Iris Anna Regn, L.A. County Arts Commission’s Civic Art Project Manager, gives LA Forum the scoop on their initiative titled “Part of the Solution: Yes to ADUs.” LA Forum will co-sponsor a related panel discussion and exhibition this Thursday, May 24th, in which practitioners discuss the project’s innovative proposals and the technicalities behind building ADUs in the city.
For those who aren’t familiar, please tell us about the ADU competition, and give us a little background on your involvement in orchestrating the competition.
For almost a year I have been consulting as a Civic Art Project Manager with the Los Angeles County Arts Commission. Civic Art at the Commission is defined broadly and includes capital and temporary projects, as well as social practice artwork, depending on what serves the specific situation in this 4,000 square mile community the best.
Our goal is to support the development of second dwelling units, also called accessory dwelling units, ADUs. In this, we are including the creative sector as “creative strategists,” and capturing their work as both an inspiration and resource for thinking about ADUs.
The project is one of L.A. County’s Homeless Initiative program strategies to increase affordable housing. Our partners in this are the Community Development Commission and the Department of Regional Planning. This Initiative Program is made possible through Measure H funds (Measure H, if you remember, was the L.A. County ballot measure that will generate $355 million annually for services and programs to prevent and combat homelessness in the County, and was approved in last year’s election).
For you, what was the most surprising thing that has come from the competition entries, or from out of the conversations you’ve had around the entries while conducting the juried discussions through the process?
In the research into designing the competition brief, we discussed challenges such as affordability in construction means and methods, shared space, what design excellence or sustainability might mean for the design of an ADU, along with adaptability to the varied site configurations of single family dwellings in the County.
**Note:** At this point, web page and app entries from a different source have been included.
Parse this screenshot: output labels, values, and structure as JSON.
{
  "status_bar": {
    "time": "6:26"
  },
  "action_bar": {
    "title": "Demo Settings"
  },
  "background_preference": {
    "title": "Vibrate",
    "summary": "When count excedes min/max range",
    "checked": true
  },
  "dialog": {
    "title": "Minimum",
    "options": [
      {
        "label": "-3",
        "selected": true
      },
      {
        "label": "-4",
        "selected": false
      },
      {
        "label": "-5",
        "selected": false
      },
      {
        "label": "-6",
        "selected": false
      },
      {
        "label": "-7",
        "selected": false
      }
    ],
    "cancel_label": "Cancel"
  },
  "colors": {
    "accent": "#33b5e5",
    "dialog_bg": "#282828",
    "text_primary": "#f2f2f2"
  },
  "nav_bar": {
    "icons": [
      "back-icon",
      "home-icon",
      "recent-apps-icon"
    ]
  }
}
Many of the conversations around the design submissions, however, enlarged the issue of adaptability to also include different kinds of change over time for homeowners and their neighborhoods.
What do you want every designer reading this to understand about ADUs and their potential for changing L.A.’s residential landscape, either in terms of design, financing, or how we all live together in the city?
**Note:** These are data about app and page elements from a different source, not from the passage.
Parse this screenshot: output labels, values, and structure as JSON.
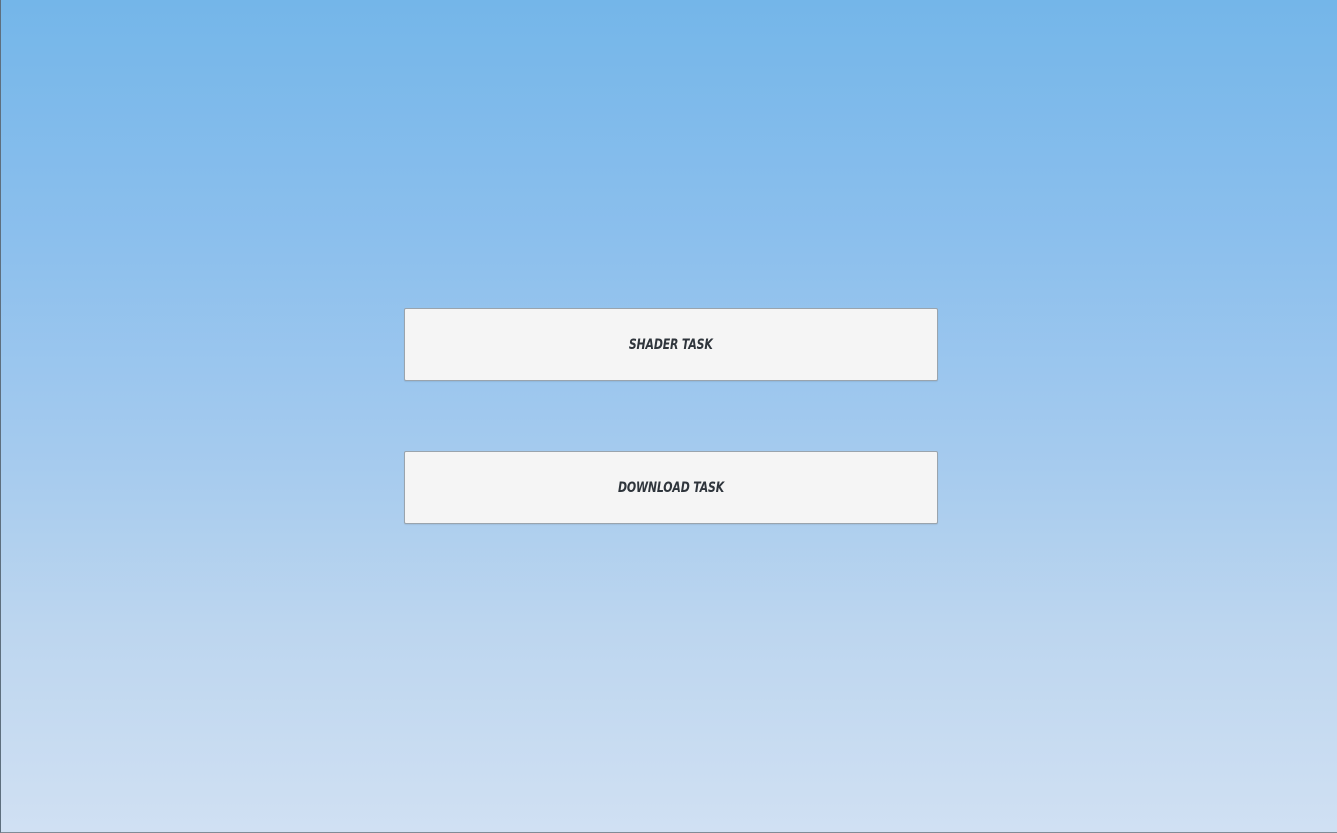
{
  "buttons": {
    "shader_task_label": "SHADER TASK",
    "download_task_label": "DOWNLOAD TASK"
  },
  "colors": {
    "background_top": "#74b6e9",
    "background_bottom": "#d0e0f3",
    "button_fill": "#f5f5f5",
    "button_text": "#2f353c",
    "button_border": "#9aa4ad"
  }
}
These small owner-initiated dwellings can contribute to preserving communities by replacing displacement as the main response to increasing housing costs. ADUs are a new building typology that involves a particularly holistic way of thinking about sustainability and the relationship to existing residences and shared green space, which is very exciting from a design point of view. Sometimes design and architecture can seem removed from policy but they actually work best together.
Photo courtesy of L.A. County Arts Commission.